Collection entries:
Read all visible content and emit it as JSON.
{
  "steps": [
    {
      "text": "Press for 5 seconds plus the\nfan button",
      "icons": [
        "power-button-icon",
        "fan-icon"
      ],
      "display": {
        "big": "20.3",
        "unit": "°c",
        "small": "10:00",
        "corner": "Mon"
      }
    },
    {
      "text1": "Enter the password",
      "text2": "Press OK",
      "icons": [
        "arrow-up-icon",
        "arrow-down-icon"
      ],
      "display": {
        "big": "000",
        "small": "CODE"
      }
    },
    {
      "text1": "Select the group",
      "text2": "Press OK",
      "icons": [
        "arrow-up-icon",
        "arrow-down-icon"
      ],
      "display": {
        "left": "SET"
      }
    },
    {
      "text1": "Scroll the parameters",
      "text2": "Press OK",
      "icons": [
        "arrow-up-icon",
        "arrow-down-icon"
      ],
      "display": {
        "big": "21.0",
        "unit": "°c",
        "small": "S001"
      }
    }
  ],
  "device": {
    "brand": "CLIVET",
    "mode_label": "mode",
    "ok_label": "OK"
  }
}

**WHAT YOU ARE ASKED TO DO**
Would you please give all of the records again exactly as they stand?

**ANSWER BOX**
Read all visible content and emit it as JSON.
{
  "steps": [
    {
      "text": "Press for 5 seconds plus the\nfan button",
      "icons": [
        "power-button-icon",
        "fan-icon"
      ],
      "display": {
        "big": "20.3",
        "unit": "°c",
        "small": "10:00",
        "corner": "Mon"
      }
    },
    {
      "text1": "Enter the password",
      "text2": "Press OK",
      "icons": [
        "arrow-up-icon",
        "arrow-down-icon"
      ],
      "display": {
        "big": "000",
        "small": "CODE"
      }
    },
    {
      "text1": "Select the group",
      "text2": "Press OK",
      "icons": [
        "arrow-up-icon",
        "arrow-down-icon"
      ],
      "display": {
        "left": "SET"
      }
    },
    {
      "text1": "Scroll the parameters",
      "text2": "Press OK",
      "icons": [
        "arrow-up-icon",
        "arrow-down-icon"
      ],
      "display": {
        "big": "21.0",
        "unit": "°c",
        "small": "S001"
      }
    }
  ],
  "device": {
    "brand": "CLIVET",
    "mode_label": "mode",
    "ok_label": "OK"
  }
}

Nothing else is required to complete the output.